• **TASK**:
Look at each line of the records and count those with "content" in them. Please answer with the count alone.

• **SUPPLIED RECORDS**:
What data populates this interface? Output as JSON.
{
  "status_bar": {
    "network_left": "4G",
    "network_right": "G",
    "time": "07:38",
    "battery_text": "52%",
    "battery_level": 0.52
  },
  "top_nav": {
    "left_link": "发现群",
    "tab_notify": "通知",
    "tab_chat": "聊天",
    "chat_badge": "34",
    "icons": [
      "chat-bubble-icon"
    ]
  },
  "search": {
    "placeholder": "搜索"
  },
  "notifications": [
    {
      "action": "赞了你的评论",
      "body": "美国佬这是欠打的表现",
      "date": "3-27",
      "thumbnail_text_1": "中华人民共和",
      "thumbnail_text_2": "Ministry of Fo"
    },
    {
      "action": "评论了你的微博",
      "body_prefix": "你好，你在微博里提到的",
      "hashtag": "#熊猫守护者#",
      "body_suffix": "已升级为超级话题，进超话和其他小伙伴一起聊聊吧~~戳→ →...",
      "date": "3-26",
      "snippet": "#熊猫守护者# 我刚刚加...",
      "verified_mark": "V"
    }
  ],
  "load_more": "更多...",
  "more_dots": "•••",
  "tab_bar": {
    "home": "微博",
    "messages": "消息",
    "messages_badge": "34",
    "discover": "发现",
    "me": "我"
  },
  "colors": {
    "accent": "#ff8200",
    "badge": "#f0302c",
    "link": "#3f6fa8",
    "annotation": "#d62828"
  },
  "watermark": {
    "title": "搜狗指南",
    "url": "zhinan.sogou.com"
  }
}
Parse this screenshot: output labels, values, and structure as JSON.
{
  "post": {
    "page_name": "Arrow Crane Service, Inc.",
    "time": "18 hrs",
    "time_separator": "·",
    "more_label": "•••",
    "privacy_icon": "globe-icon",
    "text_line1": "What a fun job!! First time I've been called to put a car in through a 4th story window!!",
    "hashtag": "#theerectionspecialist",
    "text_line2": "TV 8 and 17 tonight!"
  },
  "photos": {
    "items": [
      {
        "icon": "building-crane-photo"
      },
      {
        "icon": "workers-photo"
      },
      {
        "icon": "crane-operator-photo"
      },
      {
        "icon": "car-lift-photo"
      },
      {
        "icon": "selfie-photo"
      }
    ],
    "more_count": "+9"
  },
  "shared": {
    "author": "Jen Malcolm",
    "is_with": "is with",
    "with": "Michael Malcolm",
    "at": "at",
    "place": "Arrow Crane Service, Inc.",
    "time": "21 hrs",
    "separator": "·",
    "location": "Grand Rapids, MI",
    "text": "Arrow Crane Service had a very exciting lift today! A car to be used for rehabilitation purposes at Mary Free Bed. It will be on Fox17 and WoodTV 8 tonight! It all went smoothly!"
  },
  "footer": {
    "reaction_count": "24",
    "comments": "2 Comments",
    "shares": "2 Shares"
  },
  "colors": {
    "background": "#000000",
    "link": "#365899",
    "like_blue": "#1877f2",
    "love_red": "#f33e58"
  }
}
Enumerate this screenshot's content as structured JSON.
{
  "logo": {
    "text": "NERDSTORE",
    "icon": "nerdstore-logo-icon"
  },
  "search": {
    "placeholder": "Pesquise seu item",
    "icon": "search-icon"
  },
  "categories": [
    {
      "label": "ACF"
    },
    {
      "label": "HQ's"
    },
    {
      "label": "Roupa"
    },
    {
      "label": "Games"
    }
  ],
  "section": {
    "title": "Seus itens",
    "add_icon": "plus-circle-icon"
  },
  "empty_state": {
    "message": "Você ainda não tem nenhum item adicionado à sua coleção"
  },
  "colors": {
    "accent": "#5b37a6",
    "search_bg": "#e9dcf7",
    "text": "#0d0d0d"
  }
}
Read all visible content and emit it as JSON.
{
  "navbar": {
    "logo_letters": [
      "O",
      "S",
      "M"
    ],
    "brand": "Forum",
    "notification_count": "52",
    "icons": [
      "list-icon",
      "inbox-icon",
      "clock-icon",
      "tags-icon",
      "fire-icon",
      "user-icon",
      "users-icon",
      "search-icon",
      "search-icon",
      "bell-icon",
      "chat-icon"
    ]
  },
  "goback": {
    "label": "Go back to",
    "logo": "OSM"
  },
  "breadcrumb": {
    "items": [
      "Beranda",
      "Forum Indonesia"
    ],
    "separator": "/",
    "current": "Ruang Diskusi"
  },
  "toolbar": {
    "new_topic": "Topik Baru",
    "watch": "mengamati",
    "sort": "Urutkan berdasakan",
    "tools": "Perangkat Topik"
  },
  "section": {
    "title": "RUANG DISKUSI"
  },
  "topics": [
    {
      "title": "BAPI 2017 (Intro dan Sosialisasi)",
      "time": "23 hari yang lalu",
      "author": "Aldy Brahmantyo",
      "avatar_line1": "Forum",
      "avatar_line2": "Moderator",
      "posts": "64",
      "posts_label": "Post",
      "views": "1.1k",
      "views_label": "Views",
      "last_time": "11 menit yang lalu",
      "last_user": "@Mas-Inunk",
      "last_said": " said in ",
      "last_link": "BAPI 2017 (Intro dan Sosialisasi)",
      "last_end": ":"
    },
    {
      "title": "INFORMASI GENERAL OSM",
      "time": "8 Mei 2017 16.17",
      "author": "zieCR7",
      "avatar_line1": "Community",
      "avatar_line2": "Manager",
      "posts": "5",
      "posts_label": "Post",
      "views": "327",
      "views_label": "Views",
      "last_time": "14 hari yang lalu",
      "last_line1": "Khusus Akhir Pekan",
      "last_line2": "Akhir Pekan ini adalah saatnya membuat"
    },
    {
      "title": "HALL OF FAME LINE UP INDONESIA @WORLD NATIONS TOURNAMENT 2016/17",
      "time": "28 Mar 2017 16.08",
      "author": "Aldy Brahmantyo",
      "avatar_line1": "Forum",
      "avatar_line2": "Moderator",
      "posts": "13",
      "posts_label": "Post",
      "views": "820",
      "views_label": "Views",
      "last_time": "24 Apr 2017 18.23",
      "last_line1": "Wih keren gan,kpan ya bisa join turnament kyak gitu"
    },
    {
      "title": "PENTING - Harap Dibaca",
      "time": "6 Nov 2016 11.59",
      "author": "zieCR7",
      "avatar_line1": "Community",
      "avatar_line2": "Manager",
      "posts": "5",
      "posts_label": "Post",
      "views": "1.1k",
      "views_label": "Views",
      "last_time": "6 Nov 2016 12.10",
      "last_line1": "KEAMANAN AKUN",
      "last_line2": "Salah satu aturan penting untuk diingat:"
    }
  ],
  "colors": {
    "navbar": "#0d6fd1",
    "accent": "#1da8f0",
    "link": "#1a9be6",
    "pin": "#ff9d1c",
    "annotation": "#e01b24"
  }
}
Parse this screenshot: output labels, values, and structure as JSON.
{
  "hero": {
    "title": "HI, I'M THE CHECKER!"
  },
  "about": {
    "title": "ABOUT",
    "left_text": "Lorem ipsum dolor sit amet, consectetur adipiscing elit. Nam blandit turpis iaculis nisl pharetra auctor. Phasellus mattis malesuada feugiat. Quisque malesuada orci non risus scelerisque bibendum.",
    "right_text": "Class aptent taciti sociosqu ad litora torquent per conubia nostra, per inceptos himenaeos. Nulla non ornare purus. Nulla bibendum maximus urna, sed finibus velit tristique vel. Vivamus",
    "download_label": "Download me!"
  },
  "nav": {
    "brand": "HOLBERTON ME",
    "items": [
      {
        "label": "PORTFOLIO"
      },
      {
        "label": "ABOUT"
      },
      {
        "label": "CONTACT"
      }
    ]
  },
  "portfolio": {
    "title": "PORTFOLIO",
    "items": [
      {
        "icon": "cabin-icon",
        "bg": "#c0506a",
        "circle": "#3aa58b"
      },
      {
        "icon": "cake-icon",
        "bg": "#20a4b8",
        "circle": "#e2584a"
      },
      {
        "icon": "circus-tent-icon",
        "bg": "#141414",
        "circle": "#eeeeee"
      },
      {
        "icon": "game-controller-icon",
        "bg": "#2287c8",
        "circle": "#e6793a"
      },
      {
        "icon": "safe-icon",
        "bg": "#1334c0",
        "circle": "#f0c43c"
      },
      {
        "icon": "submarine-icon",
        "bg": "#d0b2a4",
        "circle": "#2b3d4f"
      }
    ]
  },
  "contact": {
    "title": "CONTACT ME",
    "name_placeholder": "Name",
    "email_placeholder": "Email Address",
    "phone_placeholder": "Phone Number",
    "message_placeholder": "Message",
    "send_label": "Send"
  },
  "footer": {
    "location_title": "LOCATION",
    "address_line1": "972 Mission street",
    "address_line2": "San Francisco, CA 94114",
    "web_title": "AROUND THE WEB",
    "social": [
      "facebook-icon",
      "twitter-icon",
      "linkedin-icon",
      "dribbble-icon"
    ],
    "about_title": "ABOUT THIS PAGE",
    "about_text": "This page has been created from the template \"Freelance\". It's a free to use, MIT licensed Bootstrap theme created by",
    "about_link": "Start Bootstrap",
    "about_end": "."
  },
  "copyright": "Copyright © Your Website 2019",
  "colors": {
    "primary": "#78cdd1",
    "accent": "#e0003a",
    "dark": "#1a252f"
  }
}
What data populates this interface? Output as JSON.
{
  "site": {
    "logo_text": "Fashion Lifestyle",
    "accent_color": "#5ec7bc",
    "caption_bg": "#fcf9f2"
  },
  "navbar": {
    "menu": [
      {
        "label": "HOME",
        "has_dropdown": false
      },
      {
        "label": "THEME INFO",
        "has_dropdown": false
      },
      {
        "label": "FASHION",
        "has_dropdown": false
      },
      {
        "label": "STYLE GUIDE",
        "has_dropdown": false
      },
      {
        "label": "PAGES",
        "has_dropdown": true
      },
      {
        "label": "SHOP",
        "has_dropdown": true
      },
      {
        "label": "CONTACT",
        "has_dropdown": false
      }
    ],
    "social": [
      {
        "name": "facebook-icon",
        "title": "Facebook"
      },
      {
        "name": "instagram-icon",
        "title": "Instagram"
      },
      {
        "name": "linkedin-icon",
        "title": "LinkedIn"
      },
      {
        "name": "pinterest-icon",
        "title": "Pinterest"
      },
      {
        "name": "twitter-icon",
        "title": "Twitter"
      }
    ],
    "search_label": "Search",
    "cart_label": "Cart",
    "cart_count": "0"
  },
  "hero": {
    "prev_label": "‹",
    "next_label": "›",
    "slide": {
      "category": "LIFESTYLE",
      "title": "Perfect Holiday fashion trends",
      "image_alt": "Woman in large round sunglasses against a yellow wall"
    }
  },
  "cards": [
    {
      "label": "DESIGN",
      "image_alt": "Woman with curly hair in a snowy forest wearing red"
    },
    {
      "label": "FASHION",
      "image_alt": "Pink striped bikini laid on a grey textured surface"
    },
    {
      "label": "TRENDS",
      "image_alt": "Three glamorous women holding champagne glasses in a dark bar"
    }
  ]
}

• **TASK OUTPUT**:
2